Well, I grew up with Jane. Jane was a comic strip in the Daily Mirror, and she was the naughty girl one was permitted to look at, who lost her clothing, who was just a bit saucy, but no more than that, and I wanted to create the feeling of a daily comic strip on television, and I wanted to do it in ten minute sections only. In short sharp scenes, very much like a framework of a cartoon strip. It was achieved with a technique called Chromakey, where you do everything in an entirely blue studio. You have no scenery, your scenery is drawn on caption cards, which required you to put down little blue spots to guide the actors, so if they are walking along a cliff, they're not walking in the sea, they are actually walking along the path. It's a very difficult technique to master, I think Andrew Gosling, who was the director, did very very well. The production received a great deal of acclaim, and won some awards, and because it was so successful, it rather embarrassed the BBC, so they said, “yes, you must immediately do another one,” but the “immediately” was two years after. During this time, the Daily Mirror resurrected the Jane cartoon strip, which had originally finished sometime in the later 1950s, and the first frame, I thought, was magnificent, because you have this young Jane waking up, looking at her alarm clock and saying, “good lord. I must have overslept.” Anyway, following on from the success of the television series, I then met up with a producer called Harry Robertson, who asked me to write a film script, and that's how Jane and the Lost City came about. It was one of these fairytale things that shouldn't really happen, in that within a year it was written, shot and had been given a Royal premiere.
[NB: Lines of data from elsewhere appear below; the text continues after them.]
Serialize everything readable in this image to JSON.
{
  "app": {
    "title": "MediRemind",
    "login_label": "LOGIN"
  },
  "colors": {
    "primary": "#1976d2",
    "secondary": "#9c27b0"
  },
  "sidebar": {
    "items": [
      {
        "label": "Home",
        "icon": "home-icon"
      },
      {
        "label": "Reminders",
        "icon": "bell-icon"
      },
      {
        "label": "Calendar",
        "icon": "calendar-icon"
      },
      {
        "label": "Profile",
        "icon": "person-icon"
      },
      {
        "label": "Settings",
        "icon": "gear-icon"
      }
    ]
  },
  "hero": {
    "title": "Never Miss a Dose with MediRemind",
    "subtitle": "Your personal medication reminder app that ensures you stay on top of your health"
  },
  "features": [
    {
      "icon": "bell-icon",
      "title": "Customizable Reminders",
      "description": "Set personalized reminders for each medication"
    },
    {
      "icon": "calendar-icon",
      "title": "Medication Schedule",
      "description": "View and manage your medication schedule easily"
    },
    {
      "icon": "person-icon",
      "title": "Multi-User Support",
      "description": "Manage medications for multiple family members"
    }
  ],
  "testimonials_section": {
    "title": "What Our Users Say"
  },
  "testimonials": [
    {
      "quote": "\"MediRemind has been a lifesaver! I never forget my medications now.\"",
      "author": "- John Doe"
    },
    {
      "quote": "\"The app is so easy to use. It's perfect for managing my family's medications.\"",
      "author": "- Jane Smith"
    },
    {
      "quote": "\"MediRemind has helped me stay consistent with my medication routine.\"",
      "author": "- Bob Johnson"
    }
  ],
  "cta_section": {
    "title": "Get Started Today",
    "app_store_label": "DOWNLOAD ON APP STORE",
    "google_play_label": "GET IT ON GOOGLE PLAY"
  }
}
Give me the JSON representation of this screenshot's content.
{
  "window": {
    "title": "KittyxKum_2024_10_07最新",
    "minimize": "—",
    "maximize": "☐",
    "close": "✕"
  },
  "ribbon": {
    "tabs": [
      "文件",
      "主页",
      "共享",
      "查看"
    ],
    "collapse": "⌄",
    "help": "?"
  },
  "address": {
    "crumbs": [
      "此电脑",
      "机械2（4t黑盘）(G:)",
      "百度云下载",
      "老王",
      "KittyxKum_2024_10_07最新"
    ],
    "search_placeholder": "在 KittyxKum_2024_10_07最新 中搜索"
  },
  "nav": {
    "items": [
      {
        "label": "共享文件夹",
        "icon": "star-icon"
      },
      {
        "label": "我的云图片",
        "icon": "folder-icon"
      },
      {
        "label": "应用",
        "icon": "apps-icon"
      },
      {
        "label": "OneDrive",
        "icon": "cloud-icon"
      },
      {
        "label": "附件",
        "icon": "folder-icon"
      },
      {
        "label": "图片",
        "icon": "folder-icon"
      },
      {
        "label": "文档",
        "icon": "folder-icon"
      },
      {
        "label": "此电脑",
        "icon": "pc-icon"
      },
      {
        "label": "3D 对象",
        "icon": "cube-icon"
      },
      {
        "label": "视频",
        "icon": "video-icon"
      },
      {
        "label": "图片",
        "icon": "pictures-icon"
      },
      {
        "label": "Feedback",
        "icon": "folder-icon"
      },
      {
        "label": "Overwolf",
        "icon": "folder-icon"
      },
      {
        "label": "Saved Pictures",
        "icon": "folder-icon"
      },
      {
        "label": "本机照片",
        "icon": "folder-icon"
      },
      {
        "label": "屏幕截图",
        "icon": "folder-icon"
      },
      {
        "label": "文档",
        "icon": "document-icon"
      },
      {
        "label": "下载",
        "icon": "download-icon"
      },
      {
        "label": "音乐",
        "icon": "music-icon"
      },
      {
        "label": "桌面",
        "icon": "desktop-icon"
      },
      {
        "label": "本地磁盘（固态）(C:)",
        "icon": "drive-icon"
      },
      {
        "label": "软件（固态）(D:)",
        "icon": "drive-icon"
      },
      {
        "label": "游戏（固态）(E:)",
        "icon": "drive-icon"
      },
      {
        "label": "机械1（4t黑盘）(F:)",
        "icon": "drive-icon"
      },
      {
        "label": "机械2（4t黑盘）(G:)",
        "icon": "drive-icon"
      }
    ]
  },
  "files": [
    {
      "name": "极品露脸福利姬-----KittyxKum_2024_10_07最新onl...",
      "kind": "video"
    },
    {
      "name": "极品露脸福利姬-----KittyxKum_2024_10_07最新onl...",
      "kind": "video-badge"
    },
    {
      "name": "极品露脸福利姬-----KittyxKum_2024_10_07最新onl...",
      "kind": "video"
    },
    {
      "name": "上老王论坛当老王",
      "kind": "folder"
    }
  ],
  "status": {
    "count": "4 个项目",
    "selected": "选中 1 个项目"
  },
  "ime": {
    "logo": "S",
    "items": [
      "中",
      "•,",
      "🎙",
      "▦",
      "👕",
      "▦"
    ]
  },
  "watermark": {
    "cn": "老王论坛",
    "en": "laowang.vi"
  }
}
For the film, Jane was played by Kirsten Hughes. What happened to Glynis Barber?
She was in America at the time, and I know Harry did go over there to talk to her about it, however, she never got back to him, and as time was running out, we cast someone else.
Over your long and varied career, what do you consider your greatest success?
Well, there was a series called The Carnforth Practice, which was about a group of solicitors based in the Lake District. I only wrote one episode, but it was inspired by a case I had come across that concerned the law relating to deaf and dumb people. At that time, the law said that if someone was charged with a crime and they were deaf and dumb, they first had to have a mini trial to determine their fitness to plead. Because if they couldn't speak, or couldn't write, perhaps they could communicate by sign language. Most deaf and dumb people can, but there are quite a number who have been taught a private language by their mother, or someone close to them, but who perhaps was there no longer and so they can't communicate. Now if the court found that they were unfit to plead, then they were immediately put in an asylum for the rest of their lives. And I thought this was a terrible thing to happen. So, I wrote a play about it, in the framework of this series, and luckily the House of Lords took it up, and there were questions asked, and since then the law has been changed, so that's an ordinary run of the mill series programme that people today have forgotten, or haven't even heard about, but a programme like that can change the law.
As a final question, do you have any unfulfilled ambitions?
I'd like to succeed, really succeed in every medium of writing. That is radio, film, television, the stage and the novel as well. I've still got quite a way to go. I think this is a wonderful business to be in, because you may see a lot of people looking old, but they never are old, they're very young inside, and I think that's because they're always looking for the next mountain, or perhaps as they get older, the next hill to climb, and as long as I've got a mountain in front of me to climb, that's the only ambition I want.